Page and application data records
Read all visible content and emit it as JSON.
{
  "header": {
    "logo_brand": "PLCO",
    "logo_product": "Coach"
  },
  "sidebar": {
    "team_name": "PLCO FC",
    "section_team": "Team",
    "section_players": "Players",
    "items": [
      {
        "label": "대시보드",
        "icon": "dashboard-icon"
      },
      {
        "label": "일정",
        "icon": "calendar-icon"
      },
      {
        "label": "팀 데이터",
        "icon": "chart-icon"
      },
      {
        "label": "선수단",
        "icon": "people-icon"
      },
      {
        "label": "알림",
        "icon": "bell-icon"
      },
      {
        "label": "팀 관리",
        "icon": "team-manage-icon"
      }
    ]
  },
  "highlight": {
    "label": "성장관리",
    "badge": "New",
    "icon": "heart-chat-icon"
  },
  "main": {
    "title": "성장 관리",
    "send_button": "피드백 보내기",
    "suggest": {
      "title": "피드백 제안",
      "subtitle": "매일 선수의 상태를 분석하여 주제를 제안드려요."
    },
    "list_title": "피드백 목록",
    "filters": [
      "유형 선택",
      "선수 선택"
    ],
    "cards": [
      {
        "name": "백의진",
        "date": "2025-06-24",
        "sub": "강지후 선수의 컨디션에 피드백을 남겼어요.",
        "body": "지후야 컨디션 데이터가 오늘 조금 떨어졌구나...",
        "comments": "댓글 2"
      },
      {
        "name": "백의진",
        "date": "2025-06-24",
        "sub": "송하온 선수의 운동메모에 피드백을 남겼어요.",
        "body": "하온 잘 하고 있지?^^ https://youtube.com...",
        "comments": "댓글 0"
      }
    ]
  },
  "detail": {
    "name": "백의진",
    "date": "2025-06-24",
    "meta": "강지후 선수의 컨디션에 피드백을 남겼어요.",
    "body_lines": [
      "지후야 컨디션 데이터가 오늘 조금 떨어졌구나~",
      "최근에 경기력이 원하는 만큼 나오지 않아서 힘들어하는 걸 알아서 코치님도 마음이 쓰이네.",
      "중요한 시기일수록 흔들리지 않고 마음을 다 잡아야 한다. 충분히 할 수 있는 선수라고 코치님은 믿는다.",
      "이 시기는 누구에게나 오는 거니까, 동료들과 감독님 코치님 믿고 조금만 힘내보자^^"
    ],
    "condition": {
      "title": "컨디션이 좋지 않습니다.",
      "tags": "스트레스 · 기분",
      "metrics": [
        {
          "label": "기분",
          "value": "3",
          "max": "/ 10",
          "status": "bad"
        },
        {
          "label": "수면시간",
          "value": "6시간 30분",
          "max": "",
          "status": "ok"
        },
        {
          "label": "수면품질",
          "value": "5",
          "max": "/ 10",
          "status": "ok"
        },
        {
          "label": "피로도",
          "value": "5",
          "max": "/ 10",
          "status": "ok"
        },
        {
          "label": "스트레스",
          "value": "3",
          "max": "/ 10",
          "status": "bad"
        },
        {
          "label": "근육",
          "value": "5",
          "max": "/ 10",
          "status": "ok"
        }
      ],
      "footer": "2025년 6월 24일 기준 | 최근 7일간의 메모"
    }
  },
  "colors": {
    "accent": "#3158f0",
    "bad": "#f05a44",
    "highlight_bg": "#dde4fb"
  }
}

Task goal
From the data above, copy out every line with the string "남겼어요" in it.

Exercise answer
        "sub": "강지후 선수의 컨디션에 피드백을 남겼어요.",
        "sub": "송하온 선수의 운동메모에 피드백을 남겼어요.",
    "meta": "강지후 선수의 컨디션에 피드백을 남겼어요.",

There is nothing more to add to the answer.